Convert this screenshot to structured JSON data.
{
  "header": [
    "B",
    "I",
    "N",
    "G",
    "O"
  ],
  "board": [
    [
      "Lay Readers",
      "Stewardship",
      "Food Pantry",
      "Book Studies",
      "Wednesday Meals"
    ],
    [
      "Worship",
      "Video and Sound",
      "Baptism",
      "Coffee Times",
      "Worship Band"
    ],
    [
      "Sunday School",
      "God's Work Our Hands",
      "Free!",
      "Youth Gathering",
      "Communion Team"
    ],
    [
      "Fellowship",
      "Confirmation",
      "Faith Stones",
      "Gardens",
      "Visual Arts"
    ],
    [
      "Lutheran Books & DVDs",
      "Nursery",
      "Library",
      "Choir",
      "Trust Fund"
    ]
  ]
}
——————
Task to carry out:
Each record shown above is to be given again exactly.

Response area:
Convert this screenshot to structured JSON data.
{
  "header": [
    "B",
    "I",
    "N",
    "G",
    "O"
  ],
  "board": [
    [
      "Lay Readers",
      "Stewardship",
      "Food Pantry",
      "Book Studies",
      "Wednesday Meals"
    ],
    [
      "Worship",
      "Video and Sound",
      "Baptism",
      "Coffee Times",
      "Worship Band"
    ],
    [
      "Sunday School",
      "God's Work Our Hands",
      "Free!",
      "Youth Gathering",
      "Communion Team"
    ],
    [
      "Fellowship",
      "Confirmation",
      "Faith Stones",
      "Gardens",
      "Visual Arts"
    ],
    [
      "Lutheran Books & DVDs",
      "Nursery",
      "Library",
      "Choir",
      "Trust Fund"
    ]
  ]
}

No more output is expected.